upr-header-1.jpg
Play Live Radio
Next Up:
0:00
0:00
Available On Air Stations

Water line pipe break causes major damages at CAPSA facility in Logan

Capsa.jpg
capsa.org
/
CAPSA

The fire suppression pipe that busted Monday night at CAPSA flooded many of the facilities outreach offices and the children’s center, causing $50,000 - $100,000 in damages. James Boyd, CAPSA Chief Development Officer, said a large portion of the building is unusable for the next several months. He added that insurance will cover most of the damages, but they are not covered for the short-term repairs and accommodations.

“This is one of our concerns as we are trying to make sure we are prepared for the next 3-4 months of getting the building back into operation, is covering some of those short-term expenses,” said Boyd.

CAPSA already has a plan in place to ensure there are not any loss of services, Boyd said.

“So, even from our children’s center, we are moving it offsite to one of our homes to be able to provide that ongoing care.”

CAPSA services are especially crucial during the holidays. Boyd said there is increased trauma often related to the holidays when a client may have to spend time with or near an abuser. While CAPSA employees are focused on that potential situation, he said they are pivoting and sharing offices or working remotely. And, he stressed, they are still open including the crisis line.
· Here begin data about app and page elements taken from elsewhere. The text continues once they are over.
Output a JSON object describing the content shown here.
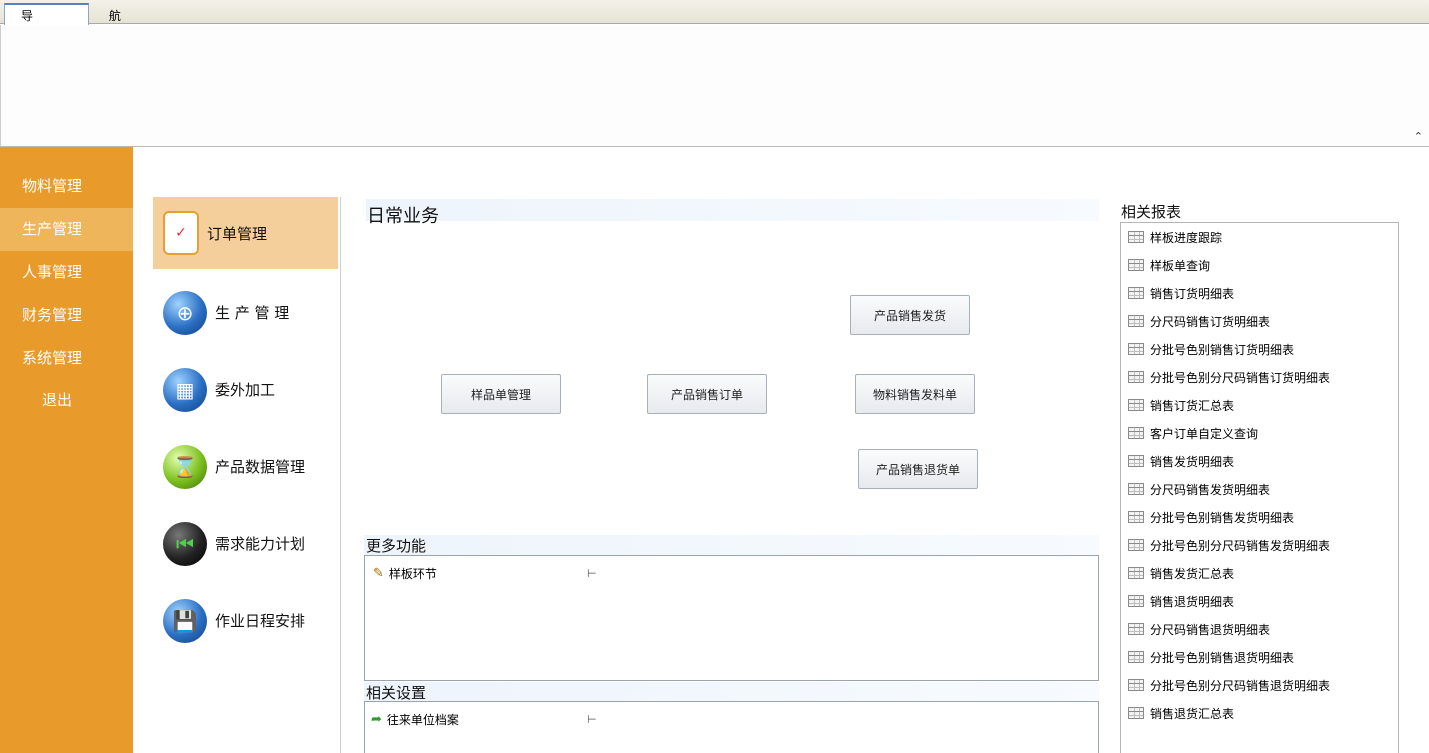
{
  "tab": {
    "label": "导 航"
  },
  "leftnav": {
    "items": [
      "物料管理",
      "生产管理",
      "人事管理",
      "财务管理",
      "系统管理"
    ],
    "exit": "退出"
  },
  "modules": [
    "订单管理",
    "生 产 管 理",
    "委外加工",
    "产品数据管理",
    "需求能力计划",
    "作业日程安排"
  ],
  "daily": {
    "title": "日常业务",
    "buttons": {
      "sample_order": "样品单管理",
      "sales_order": "产品销售订单",
      "delivery": "产品销售发货",
      "material_issue": "物料销售发料单",
      "sales_return": "产品销售退货单"
    }
  },
  "more": {
    "title": "更多功能",
    "items": [
      "样板环节"
    ]
  },
  "settings": {
    "title": "相关设置",
    "items": [
      "往来单位档案"
    ]
  },
  "reports": {
    "title": "相关报表",
    "items": [
      "样板进度跟踪",
      "样板单查询",
      "销售订货明细表",
      "分尺码销售订货明细表",
      "分批号色别销售订货明细表",
      "分批号色别分尺码销售订货明细表",
      "销售订货汇总表",
      "客户订单自定义查询",
      "销售发货明细表",
      "分尺码销售发货明细表",
      "分批号色别销售发货明细表",
      "分批号色别分尺码销售发货明细表",
      "销售发货汇总表",
      "销售退货明细表",
      "分尺码销售退货明细表",
      "分批号色别销售退货明细表",
      "分批号色别分尺码销售退货明细表",
      "销售退货汇总表"
    ]
  },
  "icons": {
    "collapse": "chevron-up-icon",
    "pin": "pin-icon"
  }
}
“If you are experiencing domestic violence or sexual abuse and this holiday season especially if you need a little help. Please, please, please, call CAPSA. Despite this damage, this crisis, we are still here, and we are going to make sure you have all the support you need,” said Boyd.

Since CAPSA is still dropping off holiday gifts to clients, Boyd said one of their other current needs is gift cards or cash since they now lack their typical amount of storage space for donated items.

More information is available at capsa.org, or you can call them at 435-753-2500 during business hours.

Sheri's career in radio began at 7 years old in Los Angeles, California with a secret little radio tucked under her bed that she'd fall asleep with, while listening to The Dr. Demento Radio Show. She went on to produce the first science radio show in Utah in 1999 and has been reporting local, national and international stories ever since. After a stint as news director at KZYX on northern California's Lost Coast, she landed back at UPR in 2021.